  6. Nurses: What did we learn? • Short term: supply of nurses is stable • Long term: significant shortfall • Some areas of nursing are especially at risk in terms of supply: mental health and aged care

  7. Geographic distribution: What did we learn? • Geographic distribution of the workforce remains a significant concern, in particular for doctors • Vital that the projected increases in the supply of doctors are distributed to where they are most needed • Current policy settings not capable of achieving desired shifts in distribution

  8. Immigration: What did we learn? • The current health professional workforce in Australia is highly dependent on immigration for doctors • Changes to temporary migration can significantly impact short-term need for health professionals by managing short-term fluctuations in supply • Measures to improve self-sufficiency will require concurrent additional effort in training and workforce reform

  9. Training: What did we learn? • Insufficient internships and vocational training places for graduating doctors • Not enough employment opportunities for newly graduating nurses • Training effort alone is not sufficient to address nursing shortages • Projected training requirements are dependent on policy choices made in other areas

  10. Health Workforce 2025 Volume 3

  11. Medical specialties: What did we learn? • Some medical specialties are more popular than others • We do not have enough generalists • The medical pathway is poorly coordinated • High reliance on international medical graduates

  12. policy responses

  13. Policy challenges • Barriers to workforce reform and innovation • Mal-distribution of the workforce (geographic and across professions/specialties) • Efficiency and effectiveness of the training system • Policy approach to self-sufficiency

  14. Policy proposals • Improved productivity through workforce innovation and reform • Improved mechanisms for the provision of efficient training • Addressing barriers and enablers to workforce reform • Streamlining clinical training funding • Considerations for achieving national self-sufficiency

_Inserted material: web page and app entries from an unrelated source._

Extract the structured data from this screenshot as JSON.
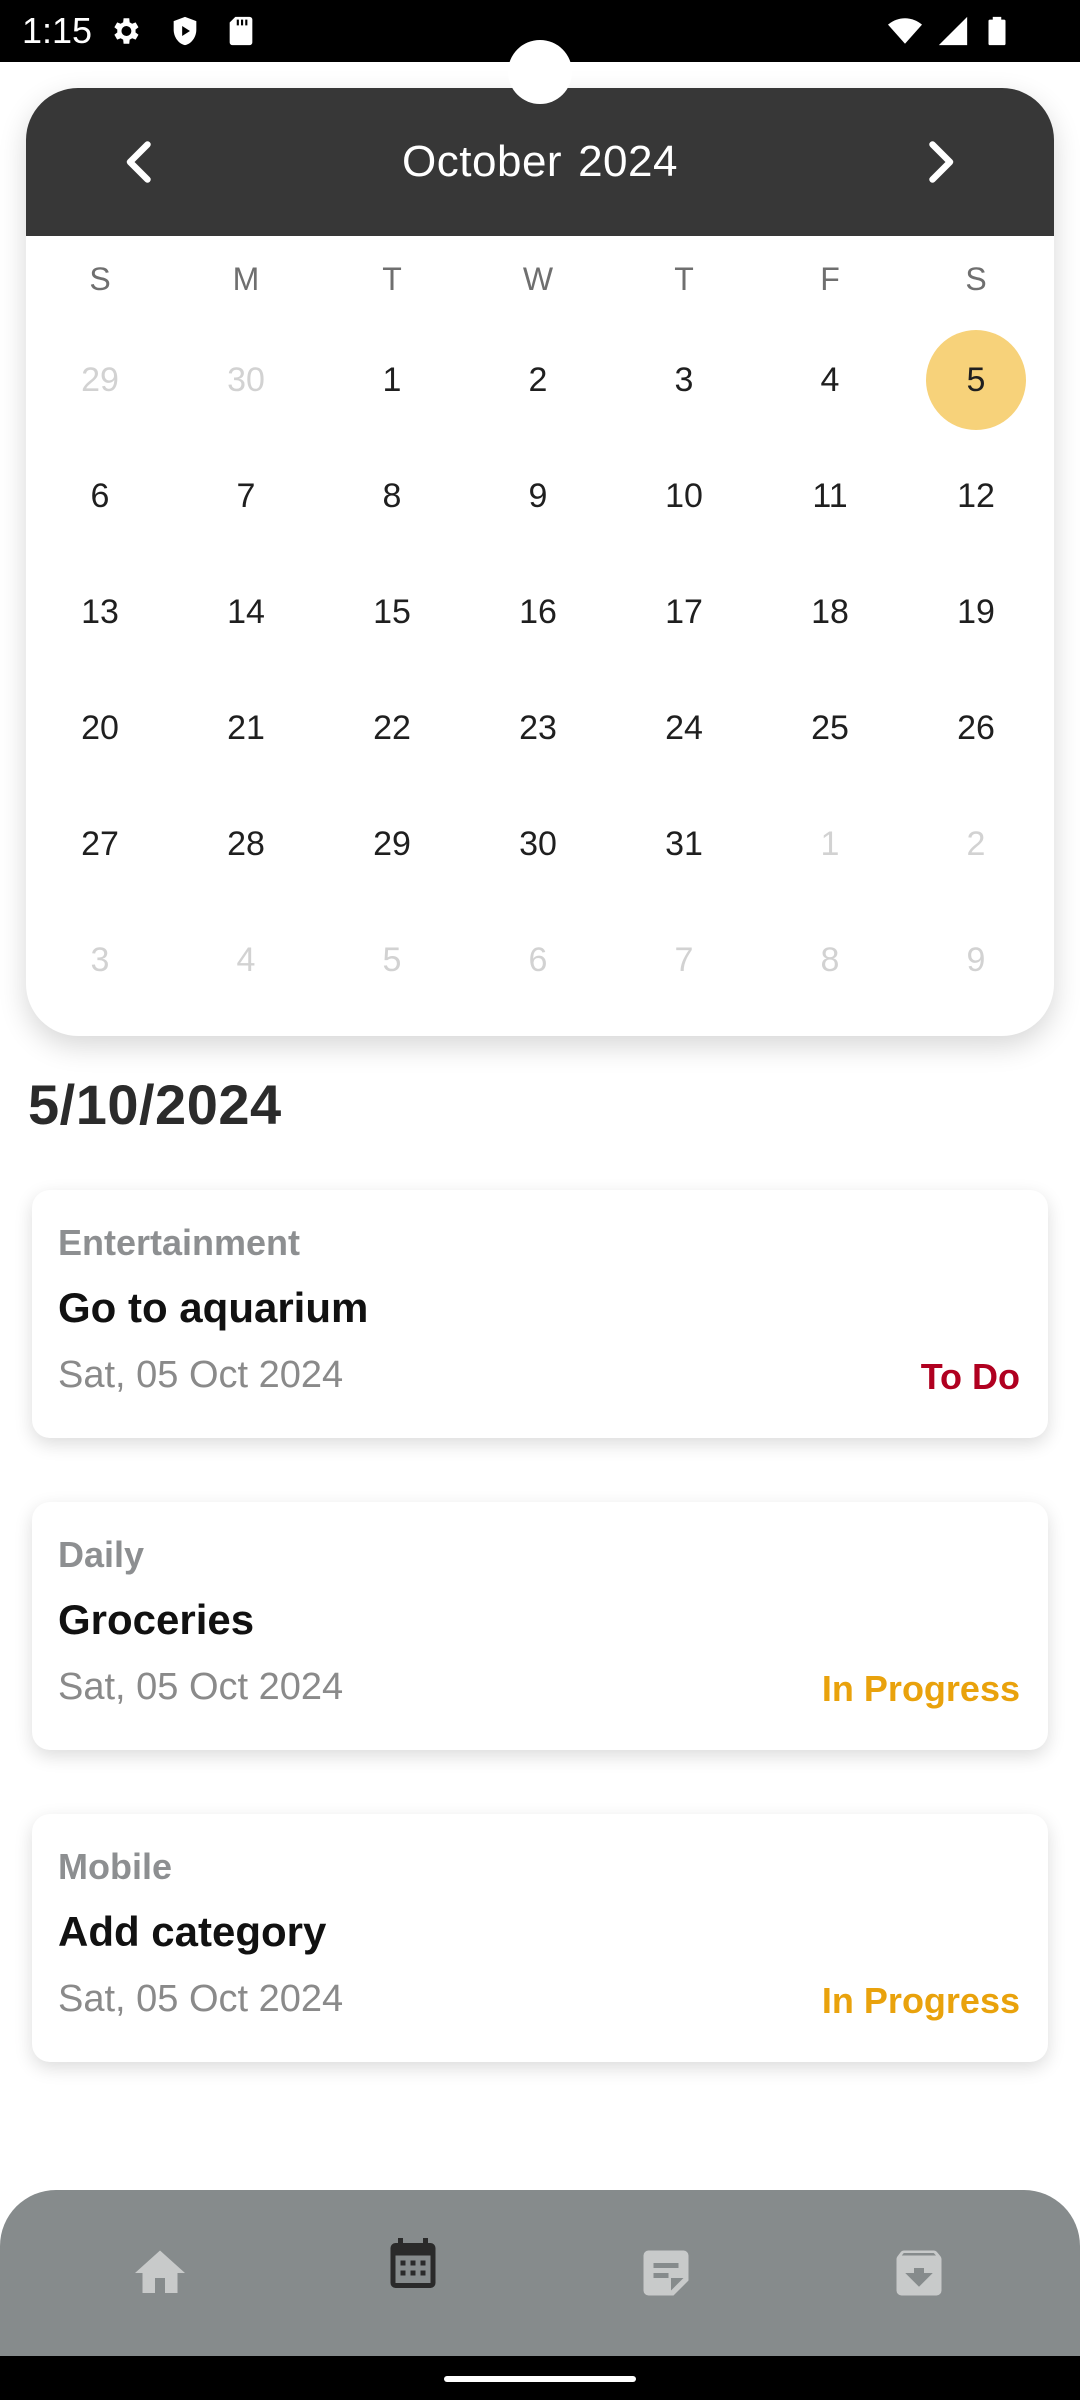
{
  "status_bar": {
    "time": "1:15"
  },
  "calendar": {
    "month": "October",
    "year": "2024",
    "weekdays": [
      "S",
      "M",
      "T",
      "W",
      "T",
      "F",
      "S"
    ],
    "weeks": [
      [
        "29",
        "30",
        "1",
        "2",
        "3",
        "4",
        "5"
      ],
      [
        "6",
        "7",
        "8",
        "9",
        "10",
        "11",
        "12"
      ],
      [
        "13",
        "14",
        "15",
        "16",
        "17",
        "18",
        "19"
      ],
      [
        "20",
        "21",
        "22",
        "23",
        "24",
        "25",
        "26"
      ],
      [
        "27",
        "28",
        "29",
        "30",
        "31",
        "1",
        "2"
      ],
      [
        "3",
        "4",
        "5",
        "6",
        "7",
        "8",
        "9"
      ]
    ],
    "muted": [
      [
        0,
        0
      ],
      [
        0,
        1
      ],
      [
        4,
        5
      ],
      [
        4,
        6
      ],
      [
        5,
        0
      ],
      [
        5,
        1
      ],
      [
        5,
        2
      ],
      [
        5,
        3
      ],
      [
        5,
        4
      ],
      [
        5,
        5
      ],
      [
        5,
        6
      ]
    ],
    "selected": [
      0,
      6
    ],
    "selected_color": "#f7d27a",
    "header_color": "#373737"
  },
  "selected_date": "5/10/2024",
  "tasks": [
    {
      "category": "Entertainment",
      "title": "Go to aquarium",
      "date": "Sat, 05 Oct 2024",
      "status": "To Do",
      "status_color": "#b00020"
    },
    {
      "category": "Daily",
      "title": "Groceries",
      "date": "Sat, 05 Oct 2024",
      "status": "In Progress",
      "status_color": "#e9a20c"
    },
    {
      "category": "Mobile",
      "title": "Add category",
      "date": "Sat, 05 Oct 2024",
      "status": "In Progress",
      "status_color": "#e9a20c"
    }
  ],
  "bottom_nav": {
    "items": [
      {
        "icon": "home-icon",
        "active": false
      },
      {
        "icon": "calendar-icon",
        "active": true
      },
      {
        "icon": "notes-icon",
        "active": false
      },
      {
        "icon": "archive-icon",
        "active": false
      }
    ],
    "background": "#868b8c"
  }
}
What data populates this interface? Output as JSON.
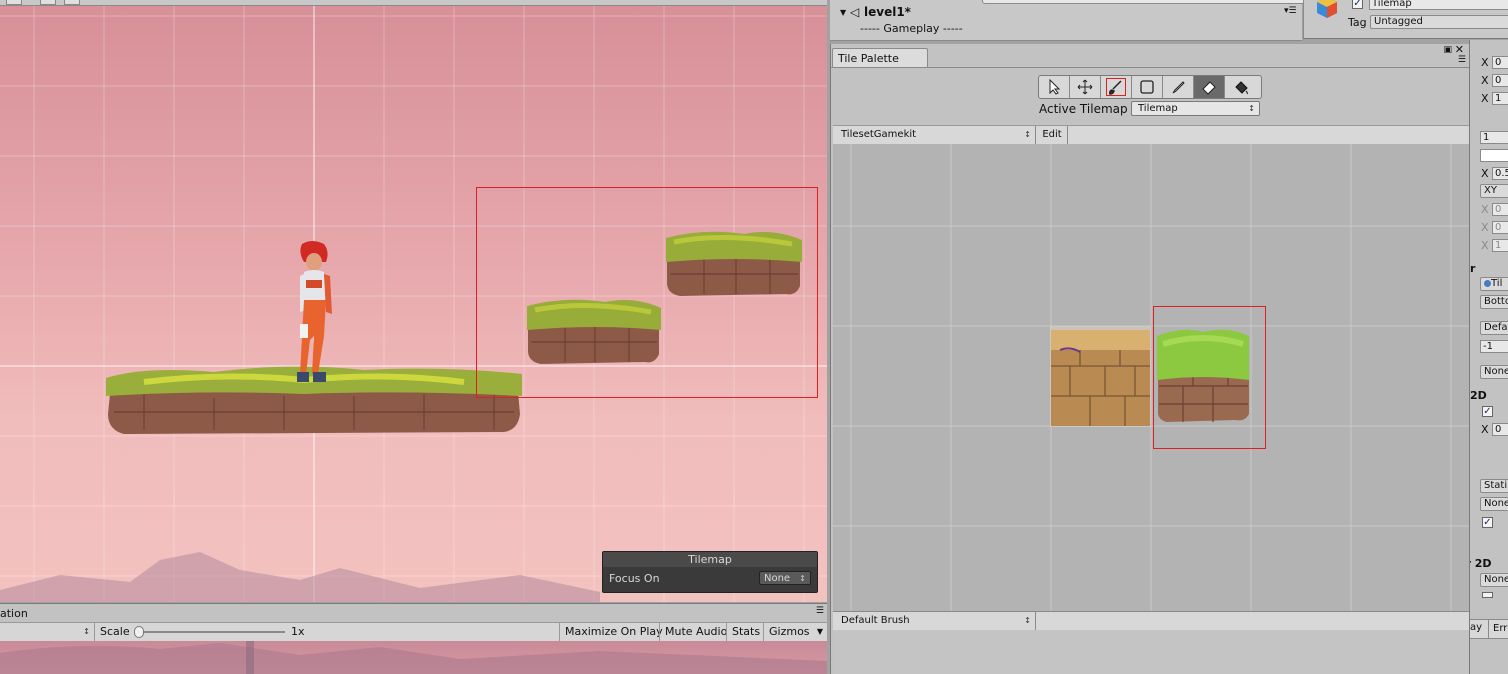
{
  "hierarchy": {
    "scene_name": "level1*",
    "child_label": "----- Gameplay -----"
  },
  "inspector_header": {
    "object_name": "Tilemap",
    "tag_label": "Tag",
    "tag_value": "Untagged"
  },
  "scene_overlay": {
    "title": "Tilemap",
    "focus_label": "Focus On",
    "focus_value": "None"
  },
  "game_view": {
    "tab_label": "ation",
    "scale_label": "Scale",
    "scale_value": "1x",
    "buttons": [
      "Maximize On Play",
      "Mute Audio",
      "Stats",
      "Gizmos"
    ]
  },
  "tile_palette": {
    "tab_label": "Tile Palette",
    "active_tilemap_label": "Active Tilemap",
    "active_tilemap_value": "Tilemap",
    "tileset": "TilesetGamekit",
    "edit_label": "Edit",
    "brush": "Default Brush",
    "tools": [
      "select-tool",
      "move-tool",
      "paint-brush-tool",
      "box-fill-tool",
      "picker-tool",
      "eraser-tool",
      "flood-fill-tool"
    ]
  },
  "inspector": {
    "rows": [
      {
        "label": "X",
        "value": "0"
      },
      {
        "label": "X",
        "value": "0"
      },
      {
        "label": "X",
        "value": "1"
      },
      {
        "label": "",
        "value": "1"
      },
      {
        "label": "",
        "value": ""
      },
      {
        "label": "X",
        "value": "0.5"
      },
      {
        "label": "",
        "value": "XY"
      },
      {
        "label": "X",
        "value": "0"
      },
      {
        "label": "X",
        "value": "0"
      },
      {
        "label": "X",
        "value": "1"
      }
    ],
    "section_r": "r",
    "tilemap_btn": "Til",
    "bottom_btn": "Botto",
    "default_btn": "Defa",
    "minus_one": "-1",
    "none1": "None",
    "section_2d": "2D",
    "x_label": "X",
    "x_zero": "0",
    "static_btn": "Stati",
    "none2": "None",
    "section_er2d": "er 2D",
    "none3": "None",
    "bottom_tabs": [
      "ay",
      "Err"
    ]
  }
}
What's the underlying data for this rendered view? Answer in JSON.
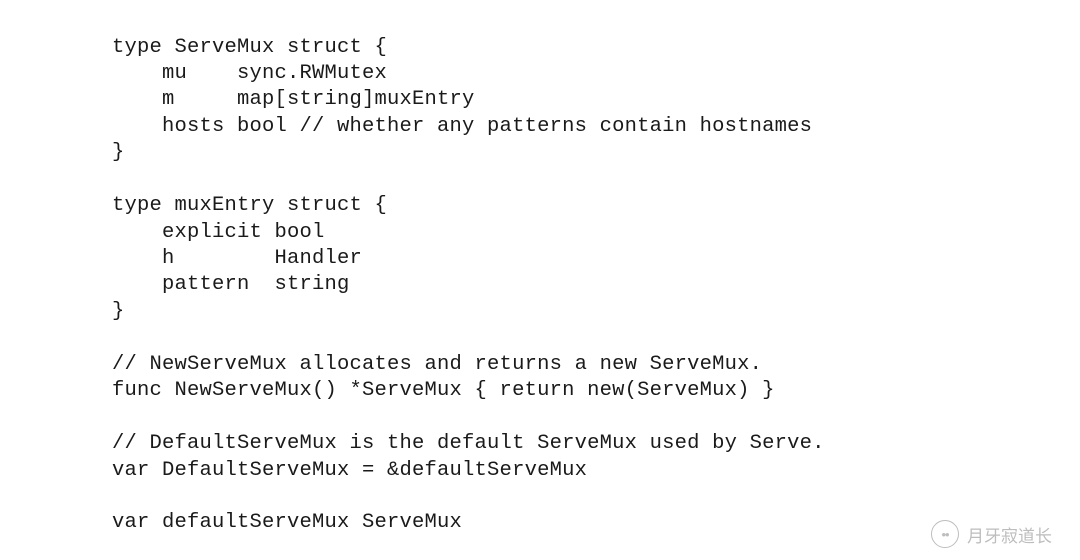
{
  "code": {
    "lines": [
      "type ServeMux struct {",
      "    mu    sync.RWMutex",
      "    m     map[string]muxEntry",
      "    hosts bool // whether any patterns contain hostnames",
      "}",
      "",
      "type muxEntry struct {",
      "    explicit bool",
      "    h        Handler",
      "    pattern  string",
      "}",
      "",
      "// NewServeMux allocates and returns a new ServeMux.",
      "func NewServeMux() *ServeMux { return new(ServeMux) }",
      "",
      "// DefaultServeMux is the default ServeMux used by Serve.",
      "var DefaultServeMux = &defaultServeMux",
      "",
      "var defaultServeMux ServeMux"
    ],
    "full_text": "type ServeMux struct {\n    mu    sync.RWMutex\n    m     map[string]muxEntry\n    hosts bool // whether any patterns contain hostnames\n}\n\ntype muxEntry struct {\n    explicit bool\n    h        Handler\n    pattern  string\n}\n\n// NewServeMux allocates and returns a new ServeMux.\nfunc NewServeMux() *ServeMux { return new(ServeMux) }\n\n// DefaultServeMux is the default ServeMux used by Serve.\nvar DefaultServeMux = &defaultServeMux\n\nvar defaultServeMux ServeMux"
  },
  "watermark": {
    "label": "月牙寂道长",
    "icon_glyph": "✿"
  }
}
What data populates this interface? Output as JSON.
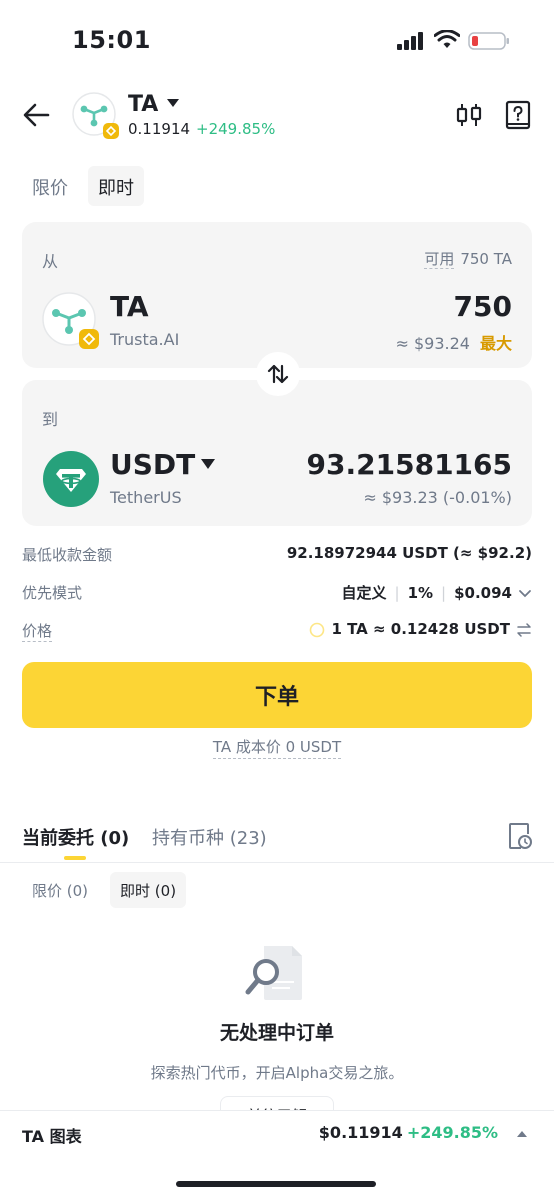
{
  "status_bar": {
    "time": "15:01"
  },
  "header": {
    "token_symbol": "TA",
    "token_price": "0.11914",
    "token_change": "+249.85%"
  },
  "tabs": [
    "限价",
    "即时"
  ],
  "from_card": {
    "label": "从",
    "available_label": "可用",
    "available_value": "750 TA",
    "coin_symbol": "TA",
    "coin_name": "Trusta.AI",
    "amount": "750",
    "amount_usd": "≈ $93.24",
    "max_label": "最大"
  },
  "to_card": {
    "label": "到",
    "coin_symbol": "USDT",
    "coin_name": "TetherUS",
    "amount": "93.21581165",
    "amount_usd": "≈ $93.23 (-0.01%)"
  },
  "info": {
    "min_receive_label": "最低收款金额",
    "min_receive_value": "92.18972944 USDT (≈ $92.2)",
    "priority_label": "优先模式",
    "priority_mode": "自定义",
    "priority_slippage": "1%",
    "priority_fee": "$0.094",
    "price_label": "价格",
    "price_value": "1 TA ≈ 0.12428 USDT"
  },
  "order_button": "下单",
  "cost_basis": "TA 成本价 0 USDT",
  "orders": {
    "tab_open": "当前委托 (0)",
    "tab_holdings": "持有币种 (23)",
    "sub_tab_limit": "限价 (0)",
    "sub_tab_instant": "即时 (0)",
    "empty_title": "无处理中订单",
    "empty_desc": "探索热门代币，开启Alpha交易之旅。",
    "explore_button": "前往了解"
  },
  "bottom_bar": {
    "label": "TA 图表",
    "price": "$0.11914",
    "change": "+249.85%"
  },
  "colors": {
    "accent": "#fcd535",
    "positive": "#2ebd85",
    "max_link": "#d89a00",
    "usdt_brand": "#26a17b",
    "card_bg": "#f5f5f5"
  }
}
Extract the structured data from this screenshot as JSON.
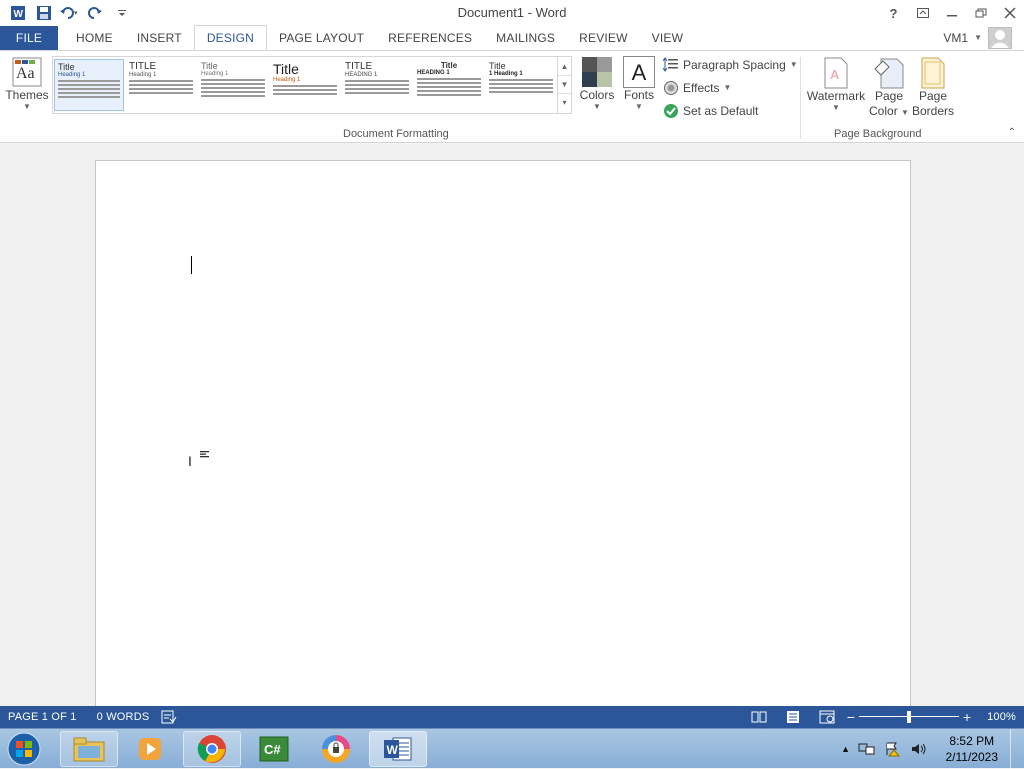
{
  "window": {
    "title": "Document1 - Word"
  },
  "qat": {
    "icons": [
      "word-logo-icon",
      "save-icon",
      "undo-icon",
      "redo-icon",
      "customize-qat-icon"
    ]
  },
  "window_controls": {
    "help": "?",
    "options": "ribbon-display-options-icon",
    "minimize": "minimize-icon",
    "restore": "restore-icon",
    "close": "close-icon"
  },
  "tabs": [
    "FILE",
    "HOME",
    "INSERT",
    "DESIGN",
    "PAGE LAYOUT",
    "REFERENCES",
    "MAILINGS",
    "REVIEW",
    "VIEW"
  ],
  "active_tab": "DESIGN",
  "account": {
    "name": "VM1"
  },
  "ribbon": {
    "themes_label": "Themes",
    "gallery": [
      {
        "title": "Title",
        "heading": "Heading 1"
      },
      {
        "title": "TITLE",
        "heading": "Heading 1"
      },
      {
        "title": "Title",
        "heading": "Heading 1"
      },
      {
        "title": "Title",
        "heading": "Heading 1"
      },
      {
        "title": "TITLE",
        "heading": "HEADING 1"
      },
      {
        "title": "Title",
        "heading": "HEADING 1"
      },
      {
        "title": "Title",
        "heading": "1 Heading 1"
      }
    ],
    "colors_label": "Colors",
    "fonts_label": "Fonts",
    "fonts_glyph": "A",
    "paragraph_spacing": "Paragraph Spacing",
    "effects": "Effects",
    "set_as_default": "Set as Default",
    "group_document_formatting": "Document Formatting",
    "watermark": "Watermark",
    "page_color_1": "Page",
    "page_color_2": "Color",
    "page_borders_1": "Page",
    "page_borders_2": "Borders",
    "group_page_background": "Page Background"
  },
  "status": {
    "page": "PAGE 1 OF 1",
    "words": "0 WORDS",
    "zoom": "100%",
    "zoom_level": 1.0
  },
  "taskbar": {
    "apps": [
      "file-explorer-icon",
      "media-player-icon",
      "chrome-icon",
      "csharp-ide-icon",
      "vpn-shield-icon",
      "word-app-icon"
    ],
    "active_app": "word-app-icon",
    "time": "8:52 PM",
    "date": "2/11/2023"
  },
  "colors": {
    "accent": "#2b579a",
    "status_bar": "#2b579a"
  }
}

  15. 1. Improved productivity through workforce innovation and reform a) Developing evidence to inform a comprehensive national approach in response to the projected nursing imbalance Focusing on factors known to influence workforce supply i.e. retention, productivity, skill mix, training system b) Supporting an ongoing implementation program of nationally coordinated workforce re-design, change management and adoption to progress workforce reforms nationally

  16. 2. Improved mechanisms for the provision of efficient training a) Aligning training and workforce need by developing rolling national training plans and strategies for major health professions b) Establishing the National Medical Training Advisory Network for improved coordination of medical training c) Driving efficient and effective training through reducing unnecessary variation in professional clinical training requirements of universities and higher education providers

  17. 3. Addressing barriers and enablers to workforce reform • Industrial • Analysing health workforce industrial arrangements and agreements to identify opportunities for reform • Identifying a common set of goals, principles and conditions across industrial agreements that could be used to support reform b) Legislative • Analysing Commonwealth, State and Territory legislation to identify factors that support or hinder flexible use of the workforce • Identifying opportunities to harmonise legislation

  18. 4. Streamlining clinical training funding • Developing nationally consistent approaches to clinical training funding in public, non-government and private sectors, supported by the establishment of efficient training pathways • Streamlining existing funding within the context of activity based funding for teaching and training in public hospitals

  19. 5. Considerations for achieving national self-sufficiency • Analysing implications of differing levels of self-sufficiency in the health workforce and interaction with other policy priorities including workforce distribution and training reform

  20. @HWAGovAu hwa.gov.au Health Workforce Australia